RE: Loose Puzzle Joints - how to align panels?

   i'd not done any puzzle joints in a few years and i thought what the hell no harm to check the forum for any tips, whatnot, on same, and whadyaknow some bright fellow here (hspira) has suggested definitely laying both sides of the hull on top of each other, before gluing the puzzle joints, first, for hull symmetry, which makes incredibly good sense, and of course, this brilliant step was Not a thing i'd had in mind to do... till now. Thanks to hspira!

RE: Loose Puzzle Joints - how to align panels?

   Ditto all of the above on alignment, etc: Just thought I'd add a couple of more tips on puzzle joints.  Concentrate on keeping each side of the joint flush with the other, while minimizing epoxy squeeze-out on each side of the joint.  Keeping flush- especially if you're going to stack the panels, means having a good, solid, stiff, flat base extending seveveral feet from the joint (a nice flat shop floor?), and the same on top of the joint (a solid flat board?), plus a good amount of pressure/weight placed on top (a tool box full of tools?).  Saran wrap, thick plastic (like thick garbage bag mil thickness) or wax paper all work between layers and bottom/top surfaces.  Be SURE that no expoxy can get far enough away from the joint to glue layers together.  Saran wrap tends to develop wrinkles. Wax paper requires care to sand/alcohol away all wax residue. I always have the thick roll of plastic available that I use to cover work surfaces, so that is my prefered anti-bonding interleave, just use scissors to cut out something like 1 ft squares. 

I think the biggest tip is to use less epoxy than you might otherwise think you need.  Excessive squeeze-out results in much exta sanding work, which usually means a non-flat surface develops on either side of the joint.  Use just enough epoxy to avoid any dry contact surfaces down in the joint seam, and you can avoid this by lightly "painting" both sides of the joint EDGES prior to assembly - but not the panel surfaces on either side of the joint. Even if you get an occasional area of a joint that isn't flush-filled after sanding, easier to add a bit a extra fill to this rear occurance the next time you mix a batch of epoxy than it is to sand away a lot of epoxy that squeezed out many lumpy inches on each side of all of your many joints. The joints become more than strong enough when subsequently coated with glass and/or epoxy in subsequent steps of the build.

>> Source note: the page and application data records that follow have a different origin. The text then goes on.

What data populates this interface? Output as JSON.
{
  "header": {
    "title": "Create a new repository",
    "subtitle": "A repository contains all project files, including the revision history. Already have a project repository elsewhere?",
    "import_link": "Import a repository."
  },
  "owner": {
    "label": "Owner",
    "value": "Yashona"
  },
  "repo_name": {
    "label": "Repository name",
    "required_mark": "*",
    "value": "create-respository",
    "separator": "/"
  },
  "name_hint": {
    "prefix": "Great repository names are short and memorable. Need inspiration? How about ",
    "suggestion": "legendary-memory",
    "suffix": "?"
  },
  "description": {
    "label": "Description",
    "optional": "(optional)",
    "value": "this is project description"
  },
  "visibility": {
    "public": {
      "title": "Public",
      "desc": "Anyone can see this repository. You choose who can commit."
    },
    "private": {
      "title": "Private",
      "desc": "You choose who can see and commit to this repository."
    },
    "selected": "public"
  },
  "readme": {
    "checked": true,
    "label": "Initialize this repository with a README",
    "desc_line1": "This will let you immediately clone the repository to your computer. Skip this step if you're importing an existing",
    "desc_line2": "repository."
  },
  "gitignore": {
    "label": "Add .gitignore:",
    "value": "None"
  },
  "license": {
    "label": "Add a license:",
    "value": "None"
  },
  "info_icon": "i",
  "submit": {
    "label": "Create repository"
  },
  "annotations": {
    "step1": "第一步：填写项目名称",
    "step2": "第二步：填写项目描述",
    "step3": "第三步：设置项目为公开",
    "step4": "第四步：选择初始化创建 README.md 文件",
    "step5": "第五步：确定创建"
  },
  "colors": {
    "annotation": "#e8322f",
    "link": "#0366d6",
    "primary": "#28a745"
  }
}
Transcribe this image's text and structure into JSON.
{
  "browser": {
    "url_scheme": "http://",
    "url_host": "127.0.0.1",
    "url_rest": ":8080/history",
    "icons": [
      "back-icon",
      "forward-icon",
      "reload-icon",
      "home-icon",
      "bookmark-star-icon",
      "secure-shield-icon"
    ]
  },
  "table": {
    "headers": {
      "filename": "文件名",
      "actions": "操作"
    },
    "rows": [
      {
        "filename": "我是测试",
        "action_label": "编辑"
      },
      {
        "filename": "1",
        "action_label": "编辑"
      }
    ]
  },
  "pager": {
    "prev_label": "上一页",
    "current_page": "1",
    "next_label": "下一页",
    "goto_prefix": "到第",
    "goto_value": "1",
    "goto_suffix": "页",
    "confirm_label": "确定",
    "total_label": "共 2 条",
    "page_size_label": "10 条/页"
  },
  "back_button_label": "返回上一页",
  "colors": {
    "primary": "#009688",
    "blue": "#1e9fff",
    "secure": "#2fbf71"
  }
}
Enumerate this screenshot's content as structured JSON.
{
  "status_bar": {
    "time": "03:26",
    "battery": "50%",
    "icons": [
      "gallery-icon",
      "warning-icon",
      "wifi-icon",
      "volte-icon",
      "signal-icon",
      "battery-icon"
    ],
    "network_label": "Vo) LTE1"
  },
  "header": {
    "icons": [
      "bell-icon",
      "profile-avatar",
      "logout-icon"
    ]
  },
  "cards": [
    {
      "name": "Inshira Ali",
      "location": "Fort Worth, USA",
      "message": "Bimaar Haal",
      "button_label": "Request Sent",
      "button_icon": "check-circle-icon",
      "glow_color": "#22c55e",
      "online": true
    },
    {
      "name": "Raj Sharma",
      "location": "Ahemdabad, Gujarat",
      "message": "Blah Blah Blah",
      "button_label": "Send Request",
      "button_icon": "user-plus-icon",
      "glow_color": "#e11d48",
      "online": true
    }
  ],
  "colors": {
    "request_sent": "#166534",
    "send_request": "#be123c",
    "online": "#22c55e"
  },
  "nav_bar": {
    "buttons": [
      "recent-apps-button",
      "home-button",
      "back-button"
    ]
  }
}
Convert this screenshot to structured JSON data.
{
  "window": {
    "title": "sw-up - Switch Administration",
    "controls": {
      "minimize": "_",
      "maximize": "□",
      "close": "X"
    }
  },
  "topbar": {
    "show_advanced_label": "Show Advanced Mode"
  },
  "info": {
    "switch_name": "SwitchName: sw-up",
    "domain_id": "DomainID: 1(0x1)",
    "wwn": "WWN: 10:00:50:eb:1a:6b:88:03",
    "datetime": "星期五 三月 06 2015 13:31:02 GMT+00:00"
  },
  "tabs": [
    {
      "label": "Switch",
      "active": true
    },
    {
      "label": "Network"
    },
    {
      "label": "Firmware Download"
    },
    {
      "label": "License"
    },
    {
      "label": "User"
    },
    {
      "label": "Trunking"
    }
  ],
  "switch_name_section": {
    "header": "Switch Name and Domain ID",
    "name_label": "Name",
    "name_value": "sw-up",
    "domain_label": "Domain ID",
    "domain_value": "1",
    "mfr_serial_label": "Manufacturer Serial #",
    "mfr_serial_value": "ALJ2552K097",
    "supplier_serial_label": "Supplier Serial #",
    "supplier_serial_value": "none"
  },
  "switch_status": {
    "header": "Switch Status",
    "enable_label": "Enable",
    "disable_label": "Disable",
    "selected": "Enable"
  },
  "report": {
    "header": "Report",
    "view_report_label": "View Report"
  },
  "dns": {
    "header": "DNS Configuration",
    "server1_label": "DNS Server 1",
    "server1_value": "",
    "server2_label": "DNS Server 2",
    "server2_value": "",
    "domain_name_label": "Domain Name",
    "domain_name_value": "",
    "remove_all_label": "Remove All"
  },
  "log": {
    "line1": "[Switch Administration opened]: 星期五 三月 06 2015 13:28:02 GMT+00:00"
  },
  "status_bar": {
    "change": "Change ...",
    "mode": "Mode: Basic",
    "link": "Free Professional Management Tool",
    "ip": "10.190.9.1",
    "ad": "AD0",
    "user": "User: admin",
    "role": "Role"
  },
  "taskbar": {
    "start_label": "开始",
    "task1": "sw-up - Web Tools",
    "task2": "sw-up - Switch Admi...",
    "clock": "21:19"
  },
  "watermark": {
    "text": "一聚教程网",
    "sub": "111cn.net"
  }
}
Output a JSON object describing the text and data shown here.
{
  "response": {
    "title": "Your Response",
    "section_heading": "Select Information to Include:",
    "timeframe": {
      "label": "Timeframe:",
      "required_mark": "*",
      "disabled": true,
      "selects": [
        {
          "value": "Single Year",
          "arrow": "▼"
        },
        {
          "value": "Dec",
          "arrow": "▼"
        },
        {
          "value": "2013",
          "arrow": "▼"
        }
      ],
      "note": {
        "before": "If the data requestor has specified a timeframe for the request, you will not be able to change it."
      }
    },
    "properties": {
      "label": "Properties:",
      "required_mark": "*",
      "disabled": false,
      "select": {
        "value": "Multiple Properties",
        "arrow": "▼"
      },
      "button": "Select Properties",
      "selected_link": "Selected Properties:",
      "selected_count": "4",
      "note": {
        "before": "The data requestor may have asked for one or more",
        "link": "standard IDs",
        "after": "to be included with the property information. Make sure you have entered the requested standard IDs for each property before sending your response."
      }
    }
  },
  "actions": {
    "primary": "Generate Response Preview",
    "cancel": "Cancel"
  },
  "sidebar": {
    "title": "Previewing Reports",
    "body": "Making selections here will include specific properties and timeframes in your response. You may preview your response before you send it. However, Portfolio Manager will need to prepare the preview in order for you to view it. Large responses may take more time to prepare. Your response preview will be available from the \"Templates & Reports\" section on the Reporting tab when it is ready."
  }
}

RE: Loose Puzzle Joints - how to align panels?

   That is absolutely hilarious. I should've given it a try.

« Previous Post     List of Posts     Next Post »

Please login or register to post a reply.